MATERIAL SHOWN below:

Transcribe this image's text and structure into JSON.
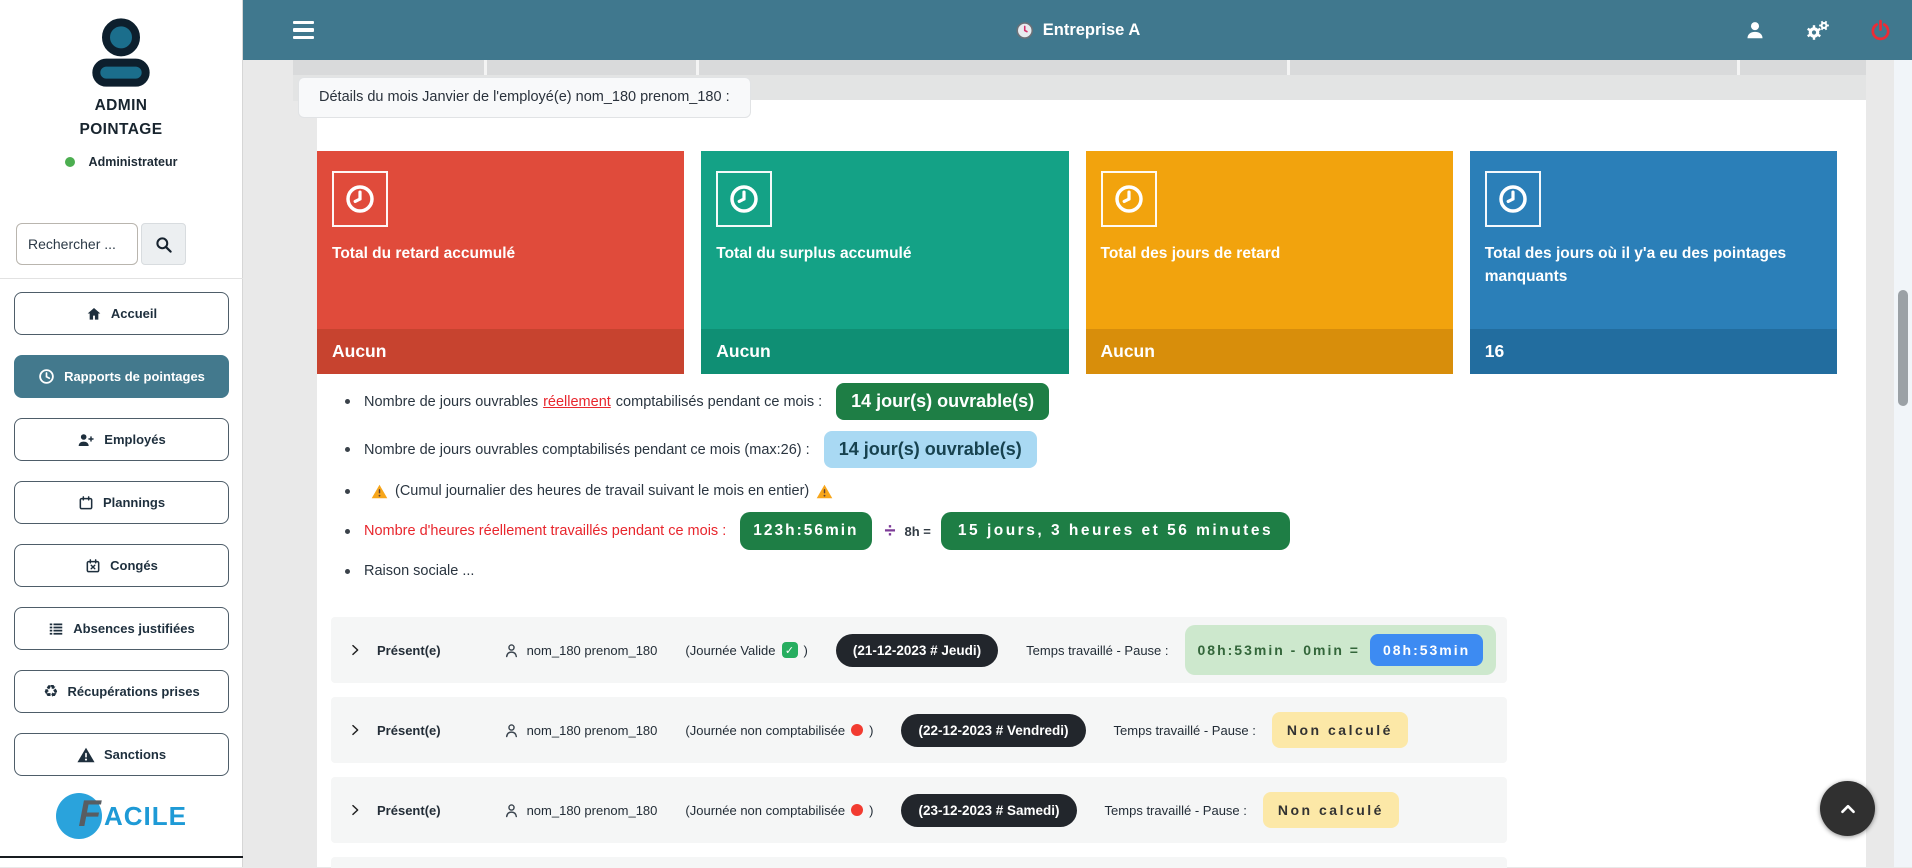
{
  "header": {
    "company": "Entreprise A",
    "icons": {
      "clock": "clock-emoji-icon",
      "user": "user-icon",
      "settings": "gears-icon",
      "logout": "power-icon"
    }
  },
  "sidebar": {
    "user": {
      "line1": "ADMIN",
      "line2": "POINTAGE",
      "role": "Administrateur"
    },
    "search": {
      "placeholder": "Rechercher ..."
    },
    "items": [
      {
        "label": "Accueil",
        "icon": "home-icon",
        "active": false
      },
      {
        "label": "Rapports de pointages",
        "icon": "clock-icon",
        "active": true
      },
      {
        "label": "Employés",
        "icon": "user-plus-icon",
        "active": false
      },
      {
        "label": "Plannings",
        "icon": "calendar-icon",
        "active": false
      },
      {
        "label": "Congés",
        "icon": "calendar-x-icon",
        "active": false
      },
      {
        "label": "Absences justifiées",
        "icon": "list-icon",
        "active": false
      },
      {
        "label": "Récupérations prises",
        "icon": "recycle-icon",
        "active": false
      },
      {
        "label": "Sanctions",
        "icon": "warning-icon",
        "active": false
      }
    ],
    "logo": {
      "letter": "F",
      "rest": "ACILE"
    }
  },
  "page": {
    "details_banner": "Détails du mois Janvier de l'employé(e) nom_180 prenom_180 :"
  },
  "cards": [
    {
      "title": "Total du retard accumulé",
      "value": "Aucun",
      "bg": "#e04b3b",
      "footer_bg": "#c7432f"
    },
    {
      "title": "Total du surplus accumulé",
      "value": "Aucun",
      "bg": "#14a286",
      "footer_bg": "#0f8f74"
    },
    {
      "title": "Total des jours de retard",
      "value": "Aucun",
      "bg": "#f2a30d",
      "footer_bg": "#d88e0b"
    },
    {
      "title": "Total des jours où il y'a eu des pointages manquants",
      "value": "16",
      "bg": "#2b7fb8",
      "footer_bg": "#226d9f"
    }
  ],
  "summary": {
    "b1": {
      "pre": "Nombre de jours ouvrables",
      "link": "réellement",
      "post": "comptabilisés pendant ce mois :",
      "badge": "14 jour(s) ouvrable(s)"
    },
    "b2": {
      "text": "Nombre de jours ouvrables comptabilisés pendant ce mois (max:26) :",
      "badge": "14 jour(s) ouvrable(s)"
    },
    "b3": {
      "text": "(Cumul journalier des heures de travail suivant le mois en entier)"
    },
    "b4": {
      "label": "Nombre d'heures réellement travaillés pendant ce mois :",
      "hours": "123h:56min",
      "op": "÷",
      "rhs": "8h =",
      "result": "15 jours, 3 heures et 56 minutes"
    },
    "b5": {
      "text": "Raison sociale ..."
    }
  },
  "rows": [
    {
      "status": "Présent(e)",
      "name": "nom_180 prenom_180",
      "day": "(Journée Valide",
      "day_close": ")",
      "indicator": "check",
      "date": "(21-12-2023 # Jeudi)",
      "time_label": "Temps travaillé - Pause :",
      "calc": "08h:53min - 0min =",
      "result": "08h:53min"
    },
    {
      "status": "Présent(e)",
      "name": "nom_180 prenom_180",
      "day": "(Journée non comptabilisée",
      "day_close": ")",
      "indicator": "red-dot",
      "date": "(22-12-2023 # Vendredi)",
      "time_label": "Temps travaillé - Pause :",
      "value": "Non calculé"
    },
    {
      "status": "Présent(e)",
      "name": "nom_180 prenom_180",
      "day": "(Journée non comptabilisée",
      "day_close": ")",
      "indicator": "red-dot",
      "date": "(23-12-2023 # Samedi)",
      "time_label": "Temps travaillé - Pause :",
      "value": "Non calculé"
    }
  ],
  "icons": {
    "check": "✓",
    "recycle": "♻"
  },
  "colors": {
    "header_teal": "#40788e",
    "badge_green": "#1e7e45",
    "badge_light_blue": "#a9d9f3",
    "result_blue": "#3d8bf2",
    "pill_yellow": "#fce8a7",
    "pill_light_green": "#cde8cd",
    "danger_red": "#e8262d",
    "divide_purple": "#7d3c98"
  }
}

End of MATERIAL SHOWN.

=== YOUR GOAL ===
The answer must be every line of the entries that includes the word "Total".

=== SOLUTION TO THE EXERCISE ===
      "title": "Total du retard accumulé",
      "title": "Total du surplus accumulé",
      "title": "Total des jours de retard",
      "title": "Total des jours où il y'a eu des pointages manquants",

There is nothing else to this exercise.